While this workshop begins an important move in the right direction, continued involvement from ANS is necessary to clarify how reasonableness can be implemented. The workshop provided some examples of reasonableness in action, but much more information is needed. ANS members have been involved in all sorts of decisions in a variety of situations, and this knowledge needs to be shared.
Improving low-dose science
Science is a key feature of all radiological decision-making. The area of low-dose radiation research is of crucial importance, because it studies the impact of radiation doses in the ranges that are most relevant to typical human exposures. ANS has been actively involved in seeking additional support for this research, which is a central feature of Grand Challenge One. Presentations at this workshop by Waltar and Brooks demonstrated the importance of continuing low-dose radiation studies.
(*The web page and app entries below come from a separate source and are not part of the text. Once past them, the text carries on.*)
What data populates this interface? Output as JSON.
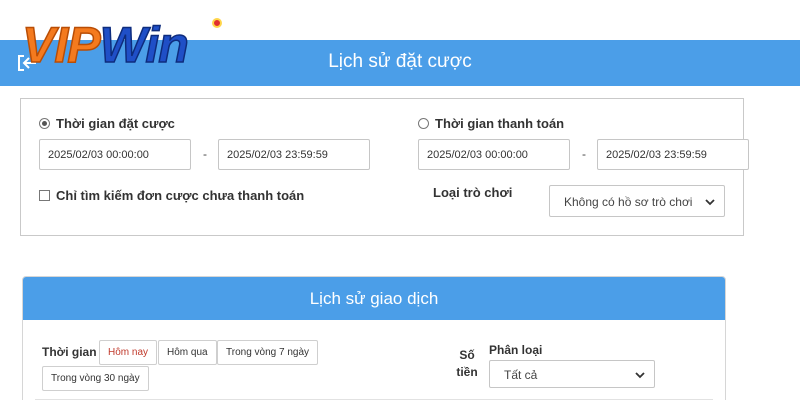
{
  "logo": {
    "part1": "VIP",
    "part2": "Win"
  },
  "bet_history": {
    "title": "Lịch sử đặt cược",
    "filters": {
      "bet_time_label": "Thời gian đặt cược",
      "bet_time_selected": true,
      "bet_start": "2025/02/03 00:00:00",
      "bet_end": "2025/02/03 23:59:59",
      "payment_time_label": "Thời gian thanh toán",
      "payment_start": "2025/02/03 00:00:00",
      "payment_end": "2025/02/03 23:59:59",
      "separator": "-",
      "unpaid_only_label": "Chỉ tìm kiếm đơn cược chưa thanh toán",
      "game_type_label": "Loại trò chơi",
      "game_type_value": "Không có hồ sơ trò chơi"
    }
  },
  "transaction_history": {
    "title": "Lịch sử giao dịch",
    "time_label": "Thời gian",
    "time_options": [
      "Hôm nay",
      "Hôm qua",
      "Trong vòng 7 ngày",
      "Trong vòng 30 ngày"
    ],
    "amount_label": "Số tiền",
    "category_label": "Phân loại",
    "category_value": "Tất cả"
  },
  "colors": {
    "header_blue": "#4b9ee8",
    "active_pill_text": "#c0392b"
  }
}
In addition to improving the scientific basis for radiation protection, the workshop showed that effectively engaging stakeholders and communities is an essential tool for optimization decisions. Expanding efforts to “get the communication right” will yield benefits. Reasonableness recognizes the need to balance many factors in a quest for optimal well-being. Transparent and fair risk communication strategies are needed so that these discussions can take place and solutions can be designed and implemented.
Mary Lou Dunzik-Gougar, the then ANS vice president/president-elect, current ANS president, was a member of the ANS delegation to the workshop and summarized the way forward. “This workshop offered an important international platform to exchange ideas about a concept—reasonableness—that is long overdue,” she said. “One of my goals as ANS president is to accelerate our progress toward a future that takes full advantage of the benefits of current nuclear technologies and accelerates innovation in our fields. Better, more inclusive decision-making in radiation protection can help us reach this goal, and also contribute to Grand Challenge One.
“Still, we need to recognize that this workshop is only a start, and there is much additional work to do,” Dunzik-Gougar added. “ANS is well positioned to be a catalyst in moving things forward. Our members have extensive experience in radiological protection across a range of ‘prevailing circumstances,’ to borrow a key idea from the workshop. I want to share our expertise with the OECD [Organization for Economic Cooperation and Development], ICRP [International Commission on Radiological Protection], UNSCEAR [United Nations Scientific Committee on the Effects of Atomic Radiation], and U.S. agencies and policymakers so we can continue to improve the art of reasonableness and its application to optimization."